- 175 grams (1 cup) Cacao Barry white chocolate, melted
- dried lavender
- Preheat oven to 350°F.
- In the bowl of an electric mixer, cream the butter and lavender for 1 minute.
- Add sugar and mix, scraping down sides of mixer as needed, until mixture is creamy.
- Add flour and salt, and mix on low until the dough is crumbly.
- Pour crumbs into a 9-inch tart pan with removable bottom. Press with the bottom of a glass to form a firm, even layer.
- Cut/score into 8 wedges.
- Dock with a fork or metal skewer to poke holes through the shortbread cookie surface allowing steam to escape as the shortbread bake so that they dry out.
- Bake for 30-40 minutes, rotating at least once to ensure that they bake evenly (keep an eye on them to make sure that they do not brown too much). The edges will be lightly golden.
- Remove from oven and let cool slightly before re-cutting along the scored lines.
- Let cool completely before removing the slices from the pans.
- Dip or brush each slice with melted chocolate. Sprinkle with a few lavender blossoms.
Magic of Spice says
This is a great recipe...I love cooking with lavender:)
The Housewife says
These are gorgeous and how innovative that you paired lavender with the shortbread! So pretty!
I love shortbread! The lavender pairing sounds fantastic!
I think I might make these just to have the smell of cookies and lavender in my apartment at the same time!
C&C Cakery says
I love herbs and cookies! Rosemary shortbread is one of my favourites (especially with some walnuts added in) - I'll have to try lavender next time!
I haven't come across lavender...need to find some as I'm seeing wonderful recipes like this one that uses it. Lovely shortbread - shortbread is a classic good anytime of the year and any time of the day! Thanks for sharing this.
This is a wonderful recipe, the lavender aroma paired well with the buttery shortbread!
Your discourse about ratios is amazing, thank you for explaining it in such detail. I noticed that this recipe uses 100 grams of sugar, 230 grams of butter, and 250 grams of flour. The percentages are: sugar 14%, sugar 20%, and flour 57%, or 1: 2.3:2.5. This is different from the recommended sugar 17%, sugar 33%, and flour 50%, or 1:2:3.
Is there a reason for this deviation?
How much leeway is there to vary the percentages?
Great question! There is a lot of room for variation with baking ratios. In this case, I played with the 1:2:3 ratio in order to facilitate the conversion of the recipe from grams to cups, so that the volumes would make nice round numbers for the recipe because I know many of my readers prefer to measure dry ingredients by volume, not weight. Hah!

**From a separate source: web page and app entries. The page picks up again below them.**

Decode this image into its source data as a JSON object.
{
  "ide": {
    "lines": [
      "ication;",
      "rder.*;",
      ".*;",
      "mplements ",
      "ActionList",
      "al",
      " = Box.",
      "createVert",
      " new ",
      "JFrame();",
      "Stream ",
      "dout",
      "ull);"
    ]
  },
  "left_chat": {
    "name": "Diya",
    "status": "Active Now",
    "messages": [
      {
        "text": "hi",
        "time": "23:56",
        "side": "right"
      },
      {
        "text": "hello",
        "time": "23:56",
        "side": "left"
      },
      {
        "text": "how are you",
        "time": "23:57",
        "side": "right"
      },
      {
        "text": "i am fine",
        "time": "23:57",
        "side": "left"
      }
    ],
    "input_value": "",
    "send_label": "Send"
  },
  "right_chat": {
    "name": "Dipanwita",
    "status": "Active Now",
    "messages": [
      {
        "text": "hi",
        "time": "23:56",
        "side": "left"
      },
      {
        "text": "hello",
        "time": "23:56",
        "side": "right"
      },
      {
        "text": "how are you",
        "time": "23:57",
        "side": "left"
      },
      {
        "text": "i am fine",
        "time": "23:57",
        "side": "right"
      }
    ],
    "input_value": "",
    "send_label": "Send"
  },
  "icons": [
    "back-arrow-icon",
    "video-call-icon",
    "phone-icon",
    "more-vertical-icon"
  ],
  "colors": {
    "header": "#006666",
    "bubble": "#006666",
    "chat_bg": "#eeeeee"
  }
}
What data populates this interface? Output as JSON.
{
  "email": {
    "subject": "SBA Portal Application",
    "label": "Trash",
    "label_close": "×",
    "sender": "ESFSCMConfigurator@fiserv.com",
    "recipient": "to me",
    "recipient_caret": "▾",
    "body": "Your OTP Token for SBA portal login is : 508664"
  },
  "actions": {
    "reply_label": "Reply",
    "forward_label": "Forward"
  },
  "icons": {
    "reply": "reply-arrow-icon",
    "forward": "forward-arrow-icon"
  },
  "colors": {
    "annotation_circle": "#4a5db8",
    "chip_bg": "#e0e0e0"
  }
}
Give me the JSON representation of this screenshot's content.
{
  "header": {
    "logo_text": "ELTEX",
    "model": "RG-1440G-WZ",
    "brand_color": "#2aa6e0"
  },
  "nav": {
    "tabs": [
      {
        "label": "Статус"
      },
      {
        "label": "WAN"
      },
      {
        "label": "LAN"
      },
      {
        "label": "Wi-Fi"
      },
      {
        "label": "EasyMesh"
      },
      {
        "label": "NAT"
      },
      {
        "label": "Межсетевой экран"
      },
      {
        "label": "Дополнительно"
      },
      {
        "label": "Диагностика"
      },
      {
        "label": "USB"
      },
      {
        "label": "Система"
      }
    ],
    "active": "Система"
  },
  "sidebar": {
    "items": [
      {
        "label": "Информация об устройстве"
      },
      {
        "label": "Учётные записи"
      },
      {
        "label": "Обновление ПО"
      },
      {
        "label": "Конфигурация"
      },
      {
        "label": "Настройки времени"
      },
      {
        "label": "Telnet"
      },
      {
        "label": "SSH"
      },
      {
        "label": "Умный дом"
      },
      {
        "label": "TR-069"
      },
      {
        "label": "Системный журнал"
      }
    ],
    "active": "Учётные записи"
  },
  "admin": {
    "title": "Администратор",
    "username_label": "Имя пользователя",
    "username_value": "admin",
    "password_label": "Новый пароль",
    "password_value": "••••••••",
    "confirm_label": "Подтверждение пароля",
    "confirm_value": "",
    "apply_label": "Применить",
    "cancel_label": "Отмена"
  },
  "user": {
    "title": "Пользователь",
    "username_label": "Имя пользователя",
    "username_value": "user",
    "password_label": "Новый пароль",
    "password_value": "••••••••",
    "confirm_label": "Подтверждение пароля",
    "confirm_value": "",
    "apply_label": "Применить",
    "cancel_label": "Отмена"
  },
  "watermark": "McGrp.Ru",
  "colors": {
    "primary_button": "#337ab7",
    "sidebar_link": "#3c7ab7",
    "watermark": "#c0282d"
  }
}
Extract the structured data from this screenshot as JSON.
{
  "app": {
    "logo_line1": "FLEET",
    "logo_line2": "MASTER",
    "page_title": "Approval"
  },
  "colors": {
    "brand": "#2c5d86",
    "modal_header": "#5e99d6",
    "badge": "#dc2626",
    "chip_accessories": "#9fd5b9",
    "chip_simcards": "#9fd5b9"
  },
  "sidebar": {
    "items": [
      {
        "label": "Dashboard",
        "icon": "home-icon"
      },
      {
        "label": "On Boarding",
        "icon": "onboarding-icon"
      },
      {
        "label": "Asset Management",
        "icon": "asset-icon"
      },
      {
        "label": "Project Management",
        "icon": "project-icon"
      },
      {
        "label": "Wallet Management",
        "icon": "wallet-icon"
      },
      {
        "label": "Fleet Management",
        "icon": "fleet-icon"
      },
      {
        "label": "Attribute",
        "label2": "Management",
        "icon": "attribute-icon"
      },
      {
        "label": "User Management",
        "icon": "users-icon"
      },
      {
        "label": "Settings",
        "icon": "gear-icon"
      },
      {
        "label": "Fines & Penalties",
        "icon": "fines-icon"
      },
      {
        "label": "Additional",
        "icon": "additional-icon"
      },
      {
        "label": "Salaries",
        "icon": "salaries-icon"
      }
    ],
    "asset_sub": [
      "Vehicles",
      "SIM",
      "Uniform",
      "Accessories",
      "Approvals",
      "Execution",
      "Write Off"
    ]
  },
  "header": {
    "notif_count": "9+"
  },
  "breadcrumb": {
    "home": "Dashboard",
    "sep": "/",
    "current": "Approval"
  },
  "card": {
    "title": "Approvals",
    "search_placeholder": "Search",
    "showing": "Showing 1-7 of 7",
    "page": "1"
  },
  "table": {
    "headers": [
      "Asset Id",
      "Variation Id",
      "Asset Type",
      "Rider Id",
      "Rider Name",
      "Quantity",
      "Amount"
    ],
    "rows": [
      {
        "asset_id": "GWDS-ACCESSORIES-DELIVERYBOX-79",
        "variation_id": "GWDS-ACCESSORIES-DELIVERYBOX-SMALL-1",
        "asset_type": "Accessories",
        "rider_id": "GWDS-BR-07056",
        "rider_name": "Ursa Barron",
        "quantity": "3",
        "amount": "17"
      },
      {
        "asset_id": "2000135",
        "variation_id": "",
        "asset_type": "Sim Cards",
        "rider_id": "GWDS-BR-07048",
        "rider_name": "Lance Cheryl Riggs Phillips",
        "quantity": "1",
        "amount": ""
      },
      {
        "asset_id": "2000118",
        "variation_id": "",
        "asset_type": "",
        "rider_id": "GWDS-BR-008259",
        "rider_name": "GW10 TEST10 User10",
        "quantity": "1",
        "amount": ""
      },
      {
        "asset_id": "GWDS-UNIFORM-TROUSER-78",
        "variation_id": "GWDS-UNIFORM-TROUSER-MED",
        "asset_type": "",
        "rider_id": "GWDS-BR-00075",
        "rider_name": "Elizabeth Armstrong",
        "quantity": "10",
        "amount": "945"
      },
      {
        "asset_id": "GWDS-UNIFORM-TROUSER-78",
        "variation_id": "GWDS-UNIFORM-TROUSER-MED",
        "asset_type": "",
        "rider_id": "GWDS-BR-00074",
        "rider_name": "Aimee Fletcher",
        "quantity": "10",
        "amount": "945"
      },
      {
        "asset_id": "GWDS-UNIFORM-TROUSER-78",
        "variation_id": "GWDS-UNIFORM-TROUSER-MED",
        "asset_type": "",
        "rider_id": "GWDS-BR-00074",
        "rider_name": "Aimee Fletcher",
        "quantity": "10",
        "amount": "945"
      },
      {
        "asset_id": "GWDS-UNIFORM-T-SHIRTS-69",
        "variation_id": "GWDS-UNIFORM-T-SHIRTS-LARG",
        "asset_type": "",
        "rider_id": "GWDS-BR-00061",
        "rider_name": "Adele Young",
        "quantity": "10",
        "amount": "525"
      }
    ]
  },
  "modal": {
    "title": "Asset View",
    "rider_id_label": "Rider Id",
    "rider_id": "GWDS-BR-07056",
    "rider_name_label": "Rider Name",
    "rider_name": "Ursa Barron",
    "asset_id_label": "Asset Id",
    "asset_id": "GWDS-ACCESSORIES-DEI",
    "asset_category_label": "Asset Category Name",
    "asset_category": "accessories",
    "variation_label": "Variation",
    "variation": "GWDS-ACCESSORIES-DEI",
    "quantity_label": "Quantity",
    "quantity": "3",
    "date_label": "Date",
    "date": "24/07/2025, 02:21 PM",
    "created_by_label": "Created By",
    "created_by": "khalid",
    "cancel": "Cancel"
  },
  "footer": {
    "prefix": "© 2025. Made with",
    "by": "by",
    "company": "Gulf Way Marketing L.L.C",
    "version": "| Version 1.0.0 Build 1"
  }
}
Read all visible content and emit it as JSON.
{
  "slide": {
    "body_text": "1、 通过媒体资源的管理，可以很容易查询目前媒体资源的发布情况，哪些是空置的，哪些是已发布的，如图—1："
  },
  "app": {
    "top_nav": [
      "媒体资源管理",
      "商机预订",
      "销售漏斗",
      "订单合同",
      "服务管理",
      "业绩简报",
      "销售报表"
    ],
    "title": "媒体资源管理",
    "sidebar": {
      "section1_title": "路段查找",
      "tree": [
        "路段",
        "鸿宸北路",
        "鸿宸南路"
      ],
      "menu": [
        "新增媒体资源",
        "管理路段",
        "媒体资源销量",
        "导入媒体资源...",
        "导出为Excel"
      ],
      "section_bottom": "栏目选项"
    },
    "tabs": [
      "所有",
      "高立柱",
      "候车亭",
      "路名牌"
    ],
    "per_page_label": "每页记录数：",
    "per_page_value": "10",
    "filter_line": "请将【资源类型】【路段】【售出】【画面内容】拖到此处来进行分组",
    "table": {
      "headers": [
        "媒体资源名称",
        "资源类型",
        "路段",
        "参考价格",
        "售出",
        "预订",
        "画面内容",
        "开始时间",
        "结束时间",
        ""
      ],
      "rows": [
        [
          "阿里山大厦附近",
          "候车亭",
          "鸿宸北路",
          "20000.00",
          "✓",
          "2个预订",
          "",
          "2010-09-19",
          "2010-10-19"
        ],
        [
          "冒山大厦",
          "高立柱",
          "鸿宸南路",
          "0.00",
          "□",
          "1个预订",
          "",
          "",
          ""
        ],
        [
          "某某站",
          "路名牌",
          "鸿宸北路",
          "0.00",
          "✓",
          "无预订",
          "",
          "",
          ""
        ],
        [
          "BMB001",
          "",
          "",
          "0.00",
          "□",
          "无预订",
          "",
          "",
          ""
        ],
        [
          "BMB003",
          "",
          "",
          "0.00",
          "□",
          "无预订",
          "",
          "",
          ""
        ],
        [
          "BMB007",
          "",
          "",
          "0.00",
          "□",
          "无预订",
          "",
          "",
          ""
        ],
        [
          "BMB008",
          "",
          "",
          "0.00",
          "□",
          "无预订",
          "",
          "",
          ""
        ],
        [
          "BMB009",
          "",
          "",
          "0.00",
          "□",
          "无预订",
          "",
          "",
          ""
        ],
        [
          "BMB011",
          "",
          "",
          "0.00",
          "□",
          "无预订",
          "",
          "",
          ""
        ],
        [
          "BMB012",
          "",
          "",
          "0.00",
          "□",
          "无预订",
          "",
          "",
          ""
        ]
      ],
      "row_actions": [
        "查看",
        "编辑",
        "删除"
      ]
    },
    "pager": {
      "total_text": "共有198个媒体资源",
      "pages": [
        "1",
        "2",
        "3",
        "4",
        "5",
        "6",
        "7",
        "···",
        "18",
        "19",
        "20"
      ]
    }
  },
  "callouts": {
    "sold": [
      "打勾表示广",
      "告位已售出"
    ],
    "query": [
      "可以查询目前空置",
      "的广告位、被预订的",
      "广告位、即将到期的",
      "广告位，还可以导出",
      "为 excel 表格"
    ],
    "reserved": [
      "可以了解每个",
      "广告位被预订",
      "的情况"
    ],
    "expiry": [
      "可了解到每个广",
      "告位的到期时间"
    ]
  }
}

I always like to use ratios as a jumping off point, especially if I don't know where to start when I first create a recipe. Then I tend to play around with it to see how far I can push each component and deviate from the ratio, but also keeping in mind that I nee to convert the recipe to volumes also has an impact on where I go with the numbers. Sometimes it works out, sometimes it doesn't. Hope that makes sense!